Crossroads in Mathematics

Example 8

Problem Posing

It is a good idea to let students create their own problems from a given context once they have had some experience in problem solving. This gives students a great deal of insight into the problem-solving process. It is empowering for students to realize they can create problems. Theirs will be tougher than common textbook problems in many cases. When given the following problem situation, students often generate problems involving inequalities or questions about domain and range of functions.

Problem situation. Janet is making a rectangular end table for her living room. She has decided the tabletop should have a surface area of 625 sq. in.

Task. Write three different types of questions that could be asked about this problem situation. Solve two of them.

Some students responses:

Table 1 suggests an ongoing solution strategy for the last question that requires no algebra. Problem posing can be done early in an introductory college mathematics curriculum; it is not an activity appropriate for only the precalculus level. The method of successive approximations, or systematic guess-and-check, used in Table 1 is one that can be used by students at any level. Note the "Process" columns. They are valuable because, as is often the case, the arithmetic process can give insight into the algebraic structure. The "Process" columns can be used as an instructional bridge to algebra.

Table 1. Areas for tables of various dimensions, if the table is twice as long as it is wide

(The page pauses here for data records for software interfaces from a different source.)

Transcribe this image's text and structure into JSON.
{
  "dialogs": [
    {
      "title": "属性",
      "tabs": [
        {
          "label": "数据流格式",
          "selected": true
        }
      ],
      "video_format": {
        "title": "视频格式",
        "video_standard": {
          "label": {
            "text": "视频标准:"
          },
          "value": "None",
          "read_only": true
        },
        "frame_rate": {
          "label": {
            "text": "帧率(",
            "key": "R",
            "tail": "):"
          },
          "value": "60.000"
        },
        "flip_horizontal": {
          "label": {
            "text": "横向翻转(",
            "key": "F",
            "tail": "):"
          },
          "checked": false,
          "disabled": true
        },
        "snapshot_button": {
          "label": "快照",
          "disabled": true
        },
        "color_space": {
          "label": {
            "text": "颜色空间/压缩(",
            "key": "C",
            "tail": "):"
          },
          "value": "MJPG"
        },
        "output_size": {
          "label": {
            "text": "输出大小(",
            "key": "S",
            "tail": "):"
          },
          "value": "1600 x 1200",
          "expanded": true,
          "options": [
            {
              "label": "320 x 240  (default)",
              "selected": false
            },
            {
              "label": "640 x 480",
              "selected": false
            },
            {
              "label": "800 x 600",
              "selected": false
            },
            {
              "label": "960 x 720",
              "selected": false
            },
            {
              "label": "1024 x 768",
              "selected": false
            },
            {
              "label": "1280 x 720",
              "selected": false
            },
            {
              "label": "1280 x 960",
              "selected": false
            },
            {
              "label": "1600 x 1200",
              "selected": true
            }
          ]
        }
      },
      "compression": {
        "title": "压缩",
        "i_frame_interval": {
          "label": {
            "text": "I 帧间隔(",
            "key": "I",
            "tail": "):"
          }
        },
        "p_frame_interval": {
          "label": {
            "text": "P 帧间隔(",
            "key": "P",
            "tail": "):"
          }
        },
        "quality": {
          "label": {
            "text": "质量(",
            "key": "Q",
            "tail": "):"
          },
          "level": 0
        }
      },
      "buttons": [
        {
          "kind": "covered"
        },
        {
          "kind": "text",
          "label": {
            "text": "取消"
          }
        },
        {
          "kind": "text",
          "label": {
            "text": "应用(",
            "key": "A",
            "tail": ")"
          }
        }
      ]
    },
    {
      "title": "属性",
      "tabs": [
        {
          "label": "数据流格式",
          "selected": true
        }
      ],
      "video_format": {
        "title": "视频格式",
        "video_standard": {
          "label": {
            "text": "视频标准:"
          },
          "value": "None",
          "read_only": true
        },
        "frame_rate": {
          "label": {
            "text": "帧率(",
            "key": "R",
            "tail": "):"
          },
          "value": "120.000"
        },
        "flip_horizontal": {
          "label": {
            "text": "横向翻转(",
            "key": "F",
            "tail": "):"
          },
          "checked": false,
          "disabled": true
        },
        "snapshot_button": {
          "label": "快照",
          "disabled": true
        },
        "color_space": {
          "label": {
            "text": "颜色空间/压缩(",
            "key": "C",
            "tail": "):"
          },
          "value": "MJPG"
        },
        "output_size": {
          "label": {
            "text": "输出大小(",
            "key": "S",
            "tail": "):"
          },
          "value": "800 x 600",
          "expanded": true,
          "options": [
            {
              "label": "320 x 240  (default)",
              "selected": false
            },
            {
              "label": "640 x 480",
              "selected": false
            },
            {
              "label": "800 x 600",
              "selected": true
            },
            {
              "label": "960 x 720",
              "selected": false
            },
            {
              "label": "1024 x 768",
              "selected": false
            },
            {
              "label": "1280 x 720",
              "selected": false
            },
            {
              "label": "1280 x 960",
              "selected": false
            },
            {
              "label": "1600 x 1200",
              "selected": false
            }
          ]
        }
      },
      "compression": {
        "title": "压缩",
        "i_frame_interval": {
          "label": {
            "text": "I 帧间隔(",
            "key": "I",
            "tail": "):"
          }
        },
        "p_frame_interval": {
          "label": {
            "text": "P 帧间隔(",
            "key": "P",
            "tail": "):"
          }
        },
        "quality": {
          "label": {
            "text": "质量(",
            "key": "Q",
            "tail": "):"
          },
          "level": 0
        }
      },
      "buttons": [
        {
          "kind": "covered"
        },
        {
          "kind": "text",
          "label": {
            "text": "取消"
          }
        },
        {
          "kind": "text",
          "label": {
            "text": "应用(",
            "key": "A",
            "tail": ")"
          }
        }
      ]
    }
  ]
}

Length Width (in.) Area (in.2)
(in.) Process Result Process Result
40
30
34
36
35
35.4
35.3
40/2
30/2
34/2
36/2
35/2
35.4/2
35.3/2
20
15
17
18
17.5
17.7
----
40 x 20
30 x 15
34 x 20
36 x 20
35 x 17.5
35.4 x 17.7
----
800
450
578
648
612.5
626.58
----